═════ TASK INPUT

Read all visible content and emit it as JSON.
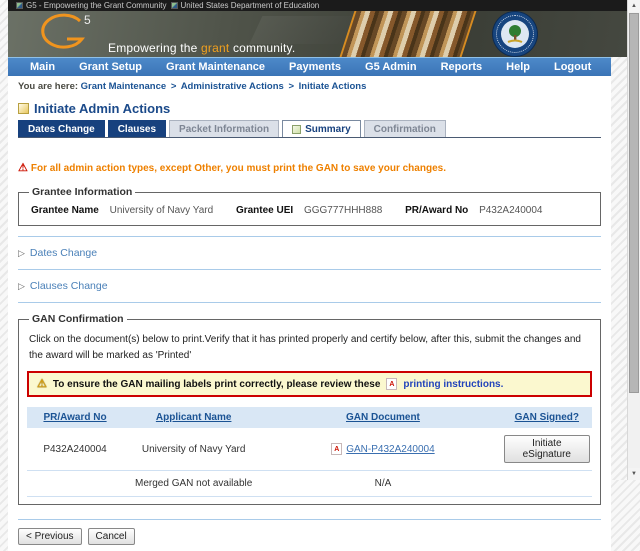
{
  "window": {
    "tabs": [
      {
        "label": "G5 - Empowering the Grant Community"
      },
      {
        "label": "United States Department of Education"
      }
    ]
  },
  "header": {
    "logo_sup": "5",
    "tagline_pre": "Empowering the ",
    "tagline_accent": "grant",
    "tagline_post": " community."
  },
  "nav": {
    "items": [
      "Main",
      "Grant Setup",
      "Grant Maintenance",
      "Payments",
      "G5 Admin",
      "Reports",
      "Help",
      "Logout"
    ]
  },
  "breadcrumb": {
    "label": "You are here:",
    "separator": ">",
    "items": [
      "Grant Maintenance",
      "Administrative Actions",
      "Initiate Actions"
    ]
  },
  "page": {
    "title": "Initiate Admin Actions"
  },
  "tabs": [
    {
      "label": "Dates Change",
      "state": "active"
    },
    {
      "label": "Clauses",
      "state": "active"
    },
    {
      "label": "Packet Information",
      "state": "disabled"
    },
    {
      "label": "Summary",
      "state": "current"
    },
    {
      "label": "Confirmation",
      "state": "disabled"
    }
  ],
  "warning": {
    "text": "For all admin action types, except Other, you must print the GAN to save your changes."
  },
  "grantee": {
    "legend": "Grantee Information",
    "name_label": "Grantee Name",
    "name": "University of Navy Yard",
    "uei_label": "Grantee UEI",
    "uei": "GGG777HHH888",
    "award_label": "PR/Award No",
    "award": "P432A240004"
  },
  "sections": [
    {
      "label": "Dates Change"
    },
    {
      "label": "Clauses Change"
    }
  ],
  "gan": {
    "legend": "GAN Confirmation",
    "description": "Click on the document(s) below to print.Verify that it has printed properly and certify below, after this, submit the changes and the award will be marked as 'Printed'",
    "notice": {
      "text": "To ensure the GAN mailing labels print correctly, please review these",
      "link": "printing instructions."
    },
    "table": {
      "headers": [
        "PR/Award No",
        "Applicant Name",
        "GAN Document",
        "GAN Signed?"
      ],
      "rows": [
        {
          "award": "P432A240004",
          "applicant": "University of Navy Yard",
          "document": "GAN-P432A240004",
          "signed_button": "Initiate eSignature"
        },
        {
          "award": "",
          "applicant": "Merged GAN not available",
          "document": "N/A",
          "signed": ""
        }
      ]
    }
  },
  "footer": {
    "previous_label": "< Previous",
    "cancel_label": "Cancel"
  },
  "icons": {
    "alert_icon": "⚠",
    "warning_icon": "⚠",
    "expand_icon": "▷",
    "pdf_icon": "A",
    "scroll_up_icon": "▲",
    "scroll_down_icon": "▼"
  },
  "colors": {
    "accent_orange": "#f0941e",
    "nav_blue": "#3f7cc0",
    "tab_navy": "#17417e",
    "link_blue": "#1b5394",
    "warning_orange": "#ee8000",
    "notice_border_red": "#cc0000",
    "notice_bg_yellow": "#fbf8cf",
    "table_header_bg": "#d9e7f5",
    "rule_light_blue": "#a9cbe9"
  }
}
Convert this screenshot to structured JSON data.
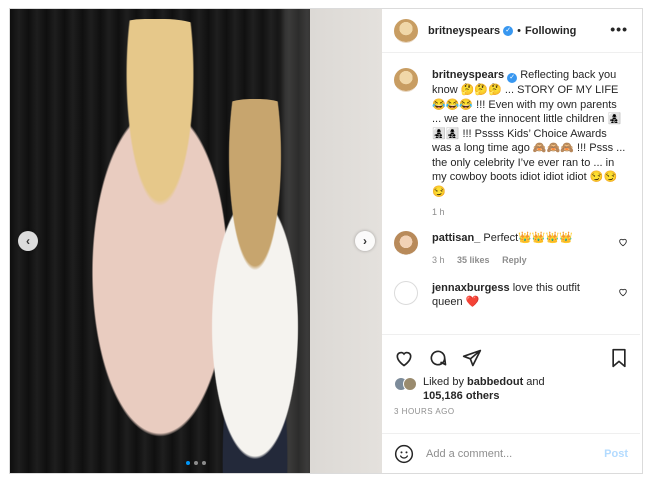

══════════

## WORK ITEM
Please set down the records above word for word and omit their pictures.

## RESULT OF THIS TASK
Read all visible content and emit it as JSON.
{
  "window": {
    "tabs": [
      {
        "label": "G5 - Empowering the Grant Community"
      },
      {
        "label": "United States Department of Education"
      }
    ]
  },
  "header": {
    "logo_sup": "5",
    "tagline_pre": "Empowering the ",
    "tagline_accent": "grant",
    "tagline_post": " community."
  },
  "nav": {
    "items": [
      "Main",
      "Grant Setup",
      "Grant Maintenance",
      "Payments",
      "G5 Admin",
      "Reports",
      "Help",
      "Logout"
    ]
  },
  "breadcrumb": {
    "label": "You are here:",
    "separator": ">",
    "items": [
      "Grant Maintenance",
      "Administrative Actions",
      "Initiate Actions"
    ]
  },
  "page": {
    "title": "Initiate Admin Actions"
  },
  "tabs": [
    {
      "label": "Dates Change",
      "state": "active"
    },
    {
      "label": "Clauses",
      "state": "active"
    },
    {
      "label": "Packet Information",
      "state": "disabled"
    },
    {
      "label": "Summary",
      "state": "current"
    },
    {
      "label": "Confirmation",
      "state": "disabled"
    }
  ],
  "warning": {
    "text": "For all admin action types, except Other, you must print the GAN to save your changes."
  },
  "grantee": {
    "legend": "Grantee Information",
    "name_label": "Grantee Name",
    "name": "University of Navy Yard",
    "uei_label": "Grantee UEI",
    "uei": "GGG777HHH888",
    "award_label": "PR/Award No",
    "award": "P432A240004"
  },
  "sections": [
    {
      "label": "Dates Change"
    },
    {
      "label": "Clauses Change"
    }
  ],
  "gan": {
    "legend": "GAN Confirmation",
    "description": "Click on the document(s) below to print.Verify that it has printed properly and certify below, after this, submit the changes and the award will be marked as 'Printed'",
    "notice": {
      "text": "To ensure the GAN mailing labels print correctly, please review these",
      "link": "printing instructions."
    },
    "table": {
      "headers": [
        "PR/Award No",
        "Applicant Name",
        "GAN Document",
        "GAN Signed?"
      ],
      "rows": [
        {
          "award": "P432A240004",
          "applicant": "University of Navy Yard",
          "document": "GAN-P432A240004",
          "signed_button": "Initiate eSignature"
        },
        {
          "award": "",
          "applicant": "Merged GAN not available",
          "document": "N/A",
          "signed": ""
        }
      ]
    }
  },
  "footer": {
    "previous_label": "< Previous",
    "cancel_label": "Cancel"
  },
  "icons": {
    "alert_icon": "⚠",
    "warning_icon": "⚠",
    "expand_icon": "▷",
    "pdf_icon": "A",
    "scroll_up_icon": "▲",
    "scroll_down_icon": "▼"
  },
  "colors": {
    "accent_orange": "#f0941e",
    "nav_blue": "#3f7cc0",
    "tab_navy": "#17417e",
    "link_blue": "#1b5394",
    "warning_orange": "#ee8000",
    "notice_border_red": "#cc0000",
    "notice_bg_yellow": "#fbf8cf",
    "table_header_bg": "#d9e7f5",
    "rule_light_blue": "#a9cbe9"
  }
}
Convert this screenshot to structured JSON data.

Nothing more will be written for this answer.